For many of my growing-up years, my parents didn't have two nickels to rub together. By all appearances, we lived a middle-class life, but there were times when my grandmother would give us money to pay the rent or to put food on the table. My dad hadn't been able to work for several years, and my mom couldn't earn enough as a bookkeeper to keep it all going.
When I became an adult, I found that I was living their nightmare. That is, until I began thinking my way out of it.
Poverty sometimes claims several generations within one family. Whether you're the first in a family or one of a long string facing hardships, poverty doesn't need to be the norm.
A statement from the Apostle Peter sums it up: "Of a truth I perceive that God is no respecter of persons" (Acts 10:34). God doesn't think better and provide more for one of His children than another. We're all equal in His eyes, so He gives to each of us from His infinite reservoir of good.
One day it occurred to me that I didn't have to live my parents' experience. But in order not to, I needed to approach life differently. I didn't judge the way they conducted their affairs, I just felt a desire not to follow in their financial footsteps.
I knew that they carried a heavy burden to keep our family afloat, but they just didn't see a clear answer. By my early adulthood, I'd come to trust God in many ways and felt this would be no exception.
I needed to rely on God's covenant to take care of His own children.
I found a helpful promise in the writings of Mary Baker Eddy. She wrote: "God gives you His spiritual ideas, and in turn, they give you daily supplies. Never ask for to-morrow: it is enough that divine Love is an ever-present help; and if you wait, never doubting, you will have all you need every moment" ("Miscellaneous Writings 1883-1896," p. 307).
One key was to learn to listen for those spiritual ideas that could then translate into daily supplies.

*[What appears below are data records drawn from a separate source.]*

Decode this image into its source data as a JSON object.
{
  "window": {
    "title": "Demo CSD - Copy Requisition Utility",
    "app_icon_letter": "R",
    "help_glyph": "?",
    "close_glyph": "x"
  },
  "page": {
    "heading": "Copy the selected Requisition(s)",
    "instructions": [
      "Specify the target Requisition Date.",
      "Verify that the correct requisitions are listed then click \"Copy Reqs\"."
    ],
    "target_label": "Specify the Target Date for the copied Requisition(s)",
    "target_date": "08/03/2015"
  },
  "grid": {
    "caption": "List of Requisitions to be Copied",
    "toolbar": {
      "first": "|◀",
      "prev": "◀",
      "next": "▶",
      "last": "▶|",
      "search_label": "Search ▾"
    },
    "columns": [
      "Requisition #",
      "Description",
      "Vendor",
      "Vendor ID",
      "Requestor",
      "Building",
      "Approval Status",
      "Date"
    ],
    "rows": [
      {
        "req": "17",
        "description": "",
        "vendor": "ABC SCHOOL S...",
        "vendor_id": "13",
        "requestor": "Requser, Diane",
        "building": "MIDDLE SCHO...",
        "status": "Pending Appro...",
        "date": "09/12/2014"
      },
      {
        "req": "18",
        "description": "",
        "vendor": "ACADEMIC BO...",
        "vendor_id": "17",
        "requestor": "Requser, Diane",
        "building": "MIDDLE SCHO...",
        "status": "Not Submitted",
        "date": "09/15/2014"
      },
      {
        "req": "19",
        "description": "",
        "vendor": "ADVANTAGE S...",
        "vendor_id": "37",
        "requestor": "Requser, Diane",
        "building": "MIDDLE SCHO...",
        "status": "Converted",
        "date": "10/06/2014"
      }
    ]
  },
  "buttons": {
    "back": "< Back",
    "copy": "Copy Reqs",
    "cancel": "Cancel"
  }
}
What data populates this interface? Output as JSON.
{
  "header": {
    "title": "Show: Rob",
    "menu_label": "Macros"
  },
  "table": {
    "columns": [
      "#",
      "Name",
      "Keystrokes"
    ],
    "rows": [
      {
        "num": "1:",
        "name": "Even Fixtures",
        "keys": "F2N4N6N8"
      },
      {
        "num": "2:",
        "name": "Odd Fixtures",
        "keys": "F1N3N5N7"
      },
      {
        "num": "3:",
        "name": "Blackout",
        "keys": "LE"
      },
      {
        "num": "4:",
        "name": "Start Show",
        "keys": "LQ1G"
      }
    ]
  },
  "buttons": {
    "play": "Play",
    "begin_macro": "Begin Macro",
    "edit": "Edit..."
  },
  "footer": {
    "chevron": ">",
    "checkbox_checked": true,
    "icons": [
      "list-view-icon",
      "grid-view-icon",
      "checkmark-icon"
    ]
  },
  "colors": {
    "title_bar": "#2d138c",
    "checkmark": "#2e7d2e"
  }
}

In order to better hear God's voice, fear, greed, or whatever else that might try to drown it out needs to be silenced.
Shortly after deciding to stretch my expectation, I had an opportunity to prove this point. I wanted to take an important course that required paying for tuition plus hotel costs for the duration of the class. It would give me new, more divinely scientific ways of looking at life, and what I learned would help me heal others.
I didn't have the money to pay for the costs associated with the class. In fact, what I'd saved had been spent for an immediate family need. I'd expected to be repaid soon when a family member sold a small stock she'd inherited. However, as the class neared, no money came.
I prayed to see my needs met by God's infinite grace, not by the sale of a stock, and I listened for God's direction. Taking the class continued to feel like the right thing to do.
Two days before the class was to start, no money was in sight. After inquiring, a family member was informed that the check hadn't been drafted and I couldn't get it for two more weeks. Still, I continued to thank God for His infinite grace and abundant supply. That afternoon, a check from the financial institution appeared in the mail. I cashed it and headed for the class the next morning.
While I've subsequently faced financial challenges, I've never again feared that they wouldn't be met. Now, I start from the standpoint that God always provides an answer, then listen to what it might be. His light has never gone out, no matter how extreme the circumstances.
Unto every one of us
is given grace
according to the measure
of the gift of Christ.